(Source information Opens)

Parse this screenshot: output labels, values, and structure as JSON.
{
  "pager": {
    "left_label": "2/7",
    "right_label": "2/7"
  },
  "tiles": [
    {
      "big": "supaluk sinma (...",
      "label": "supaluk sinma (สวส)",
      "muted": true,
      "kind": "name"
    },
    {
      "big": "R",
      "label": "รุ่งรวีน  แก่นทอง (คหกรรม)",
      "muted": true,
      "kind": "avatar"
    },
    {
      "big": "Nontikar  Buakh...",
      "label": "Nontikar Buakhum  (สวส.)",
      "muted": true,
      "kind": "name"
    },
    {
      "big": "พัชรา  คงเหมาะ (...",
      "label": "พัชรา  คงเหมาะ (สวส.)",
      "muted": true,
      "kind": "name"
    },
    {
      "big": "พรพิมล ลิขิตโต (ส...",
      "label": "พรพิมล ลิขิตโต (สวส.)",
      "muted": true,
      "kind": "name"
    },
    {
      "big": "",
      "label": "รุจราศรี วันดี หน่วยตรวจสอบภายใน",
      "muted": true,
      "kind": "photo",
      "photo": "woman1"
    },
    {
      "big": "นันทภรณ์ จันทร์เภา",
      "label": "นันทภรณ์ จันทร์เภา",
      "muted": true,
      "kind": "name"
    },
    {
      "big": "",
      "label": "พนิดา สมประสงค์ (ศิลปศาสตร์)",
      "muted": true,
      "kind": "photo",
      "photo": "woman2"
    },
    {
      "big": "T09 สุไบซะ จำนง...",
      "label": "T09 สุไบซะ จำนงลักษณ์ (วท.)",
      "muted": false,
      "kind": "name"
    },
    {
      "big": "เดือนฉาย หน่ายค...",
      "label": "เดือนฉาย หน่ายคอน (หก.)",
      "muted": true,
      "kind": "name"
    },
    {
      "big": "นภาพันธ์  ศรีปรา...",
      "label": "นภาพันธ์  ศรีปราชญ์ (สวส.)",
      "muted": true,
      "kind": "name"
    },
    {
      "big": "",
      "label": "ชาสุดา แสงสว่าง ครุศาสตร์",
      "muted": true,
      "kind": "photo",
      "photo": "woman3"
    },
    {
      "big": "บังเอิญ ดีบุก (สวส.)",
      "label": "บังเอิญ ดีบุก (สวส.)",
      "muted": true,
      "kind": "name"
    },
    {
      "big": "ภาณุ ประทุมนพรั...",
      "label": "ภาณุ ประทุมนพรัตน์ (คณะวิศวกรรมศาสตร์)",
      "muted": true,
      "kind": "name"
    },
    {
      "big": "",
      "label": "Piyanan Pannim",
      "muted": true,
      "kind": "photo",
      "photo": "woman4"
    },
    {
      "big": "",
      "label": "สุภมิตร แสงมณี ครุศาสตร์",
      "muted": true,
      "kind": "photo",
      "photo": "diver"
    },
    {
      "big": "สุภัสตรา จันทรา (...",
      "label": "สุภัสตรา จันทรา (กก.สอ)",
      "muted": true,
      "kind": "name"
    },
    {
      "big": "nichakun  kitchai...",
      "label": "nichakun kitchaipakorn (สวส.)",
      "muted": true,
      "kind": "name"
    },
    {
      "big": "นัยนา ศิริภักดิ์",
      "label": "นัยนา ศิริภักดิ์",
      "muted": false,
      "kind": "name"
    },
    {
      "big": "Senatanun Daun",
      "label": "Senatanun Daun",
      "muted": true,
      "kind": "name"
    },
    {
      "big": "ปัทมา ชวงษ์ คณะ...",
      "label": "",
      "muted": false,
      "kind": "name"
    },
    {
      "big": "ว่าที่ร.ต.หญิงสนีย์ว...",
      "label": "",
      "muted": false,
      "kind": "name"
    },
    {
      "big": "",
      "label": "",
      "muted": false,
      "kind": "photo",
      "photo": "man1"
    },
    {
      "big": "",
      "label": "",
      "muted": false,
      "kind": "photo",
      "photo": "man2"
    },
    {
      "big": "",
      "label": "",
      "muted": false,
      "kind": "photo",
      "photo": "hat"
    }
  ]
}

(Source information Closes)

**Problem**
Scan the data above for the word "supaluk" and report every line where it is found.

**Result of this task**
      "big": "supaluk sinma (...",
      "label": "supaluk sinma (สวส)",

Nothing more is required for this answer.